Local author Alan Jacobson writes thrillers, including a popular series that follows the exploits of FBI profiler Karen Vail. His most recent book in the series, Inmate 1577, takes place in San Francisco – specifically, Alcatraz. Jacobson did extensive research on prison life in the 1960s, particularly at the Federal Penitentiary at Alcatraz. I sat down with Jacobson to talk about his new book. Audio above; transcript after the jump.
Photographer Ara Oshagan accompanied filmmaker Leslie Neale while making the film “Juvies” about kids in the Los Angeles juvenile justice system and the California Division of Juvenile Justice. He produced a slideshow of stills from the work, after taking some 5,000 photos. A glimpse of the film (narrated by onetime juvenile offender Mark Wahldberg) available here. Interview with the photographer about how he gained access to the kids here.
In this surprisingly thorough series, the BBC’s Louis Theroux spent two weeks at San Quentin State Prison, touring administrative segregation (the “hole”), eating in the prison cafeteria (with members of a gang he calls the “Barbarian Brotherhood,” but which I’m guessing is the Aryan Brotherhood), and getting heckled while walking through a Special Needs Yard. Theroux, a modern day “gonzo” style journalist, is sometimes criticized for both having a somewhat contrived on-air persona and for seeking out the more sensationalistic aspects of American life. But in this series, the two seem to merge into a fairly restrained look at the prison. That said, Theroux jumps right in to issues of prison gangs, being gay behind bars, and seeks out some of the prison’s more notorious inmates. Part 1 is above; parts 2, 3, and 4 are also available online.
A video trailer for the book, By Heart, by Judy Tannenbaum and Spoon Jackson about the men in a poetry class at San Quentin State Prison. Jackson is serving a life sentence at San Quentin and Tannenbaum teaches poetry at the prison.
Tannenbaum has met many changed men and wonders what small things might have been enough to change their life paths at an earlier stage. “Why” she asks, “does it take murder and the prospect of life behind bars to wake up so many young men?”
In response to the wildly popular new A&E series, “Beyond Scared Straight,” two administrators at the Department of Justice published an editorial in the Baltimore Sun earlier this week. “Beyond Scared Straight” basically follows a group of kids as they’re taken on elaborate tours of state prisons and are cajoled and intimidated by inmates. The editorial’s authors, Laurie O. Robinson and Jeff Slowikowski, say that there’s nothing productive about exposing kids to harassment. Kids, they say, cannot be scared straight:
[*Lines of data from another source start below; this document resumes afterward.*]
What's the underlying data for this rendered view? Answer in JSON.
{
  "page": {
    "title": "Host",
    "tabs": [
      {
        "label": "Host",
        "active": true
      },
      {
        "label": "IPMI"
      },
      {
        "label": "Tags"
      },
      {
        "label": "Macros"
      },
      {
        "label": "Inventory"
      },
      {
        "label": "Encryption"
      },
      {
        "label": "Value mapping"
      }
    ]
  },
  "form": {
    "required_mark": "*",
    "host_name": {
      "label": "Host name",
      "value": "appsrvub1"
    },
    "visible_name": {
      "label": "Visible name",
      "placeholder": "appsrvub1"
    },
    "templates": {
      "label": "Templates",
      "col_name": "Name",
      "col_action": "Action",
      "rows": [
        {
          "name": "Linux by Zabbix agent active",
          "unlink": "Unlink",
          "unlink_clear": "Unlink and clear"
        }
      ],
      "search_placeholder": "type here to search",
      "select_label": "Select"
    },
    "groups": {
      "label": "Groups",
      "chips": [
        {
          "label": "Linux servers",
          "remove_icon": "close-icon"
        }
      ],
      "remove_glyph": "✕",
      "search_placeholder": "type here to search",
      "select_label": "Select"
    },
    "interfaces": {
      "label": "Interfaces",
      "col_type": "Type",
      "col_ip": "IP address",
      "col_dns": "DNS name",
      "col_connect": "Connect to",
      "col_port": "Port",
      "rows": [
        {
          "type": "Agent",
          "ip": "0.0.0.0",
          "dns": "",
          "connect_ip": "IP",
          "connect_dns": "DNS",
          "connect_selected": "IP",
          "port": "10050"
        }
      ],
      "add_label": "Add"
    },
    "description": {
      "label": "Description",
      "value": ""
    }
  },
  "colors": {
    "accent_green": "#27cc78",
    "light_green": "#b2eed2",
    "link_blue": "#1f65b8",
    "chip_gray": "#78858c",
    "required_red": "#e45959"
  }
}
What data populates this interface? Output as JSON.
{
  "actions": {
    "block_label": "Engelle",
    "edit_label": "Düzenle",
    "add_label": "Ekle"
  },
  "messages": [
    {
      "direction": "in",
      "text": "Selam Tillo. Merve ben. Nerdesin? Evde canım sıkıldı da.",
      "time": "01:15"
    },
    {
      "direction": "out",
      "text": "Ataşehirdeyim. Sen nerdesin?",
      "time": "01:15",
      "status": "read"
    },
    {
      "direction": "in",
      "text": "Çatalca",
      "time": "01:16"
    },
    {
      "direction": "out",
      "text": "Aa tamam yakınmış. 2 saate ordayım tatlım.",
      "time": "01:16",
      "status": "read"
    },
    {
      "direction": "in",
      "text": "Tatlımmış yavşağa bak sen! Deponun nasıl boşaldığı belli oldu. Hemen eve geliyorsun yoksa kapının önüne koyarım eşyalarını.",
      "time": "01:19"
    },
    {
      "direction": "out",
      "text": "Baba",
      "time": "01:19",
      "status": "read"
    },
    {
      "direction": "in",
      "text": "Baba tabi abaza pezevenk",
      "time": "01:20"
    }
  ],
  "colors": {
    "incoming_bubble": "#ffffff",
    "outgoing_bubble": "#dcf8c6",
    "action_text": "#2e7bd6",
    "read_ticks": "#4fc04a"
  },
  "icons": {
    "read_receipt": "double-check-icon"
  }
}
Via Stereo Sanctity, this gem of an archival find captures a late 1970s concert in the exercise yard at San Quentin. The band is the legendary San Francisco punk ensemble, Crime (who always performed in police uniforms) and they’re doing a song called “Piss on Your Dog.” The whole scene… well, it’s a little awkward.
A new documentary coming out this spring will look at the many ingredients that contributed to our nation’s current high incarceration rate. (Preview above.) For those interested in learning more about the situation in California, an event tonight at Golden Gate University’s School of Law will feature Don Specter of the Prison Law Office, former San Quentin Warden Jeanne Woodford, and Paul Wright of Prison Legal News talking about life inside California’s prisons–as well as the lawsuit currently underway that would cap the state’s prison population. It’s 5-6:30pm in Room 2203.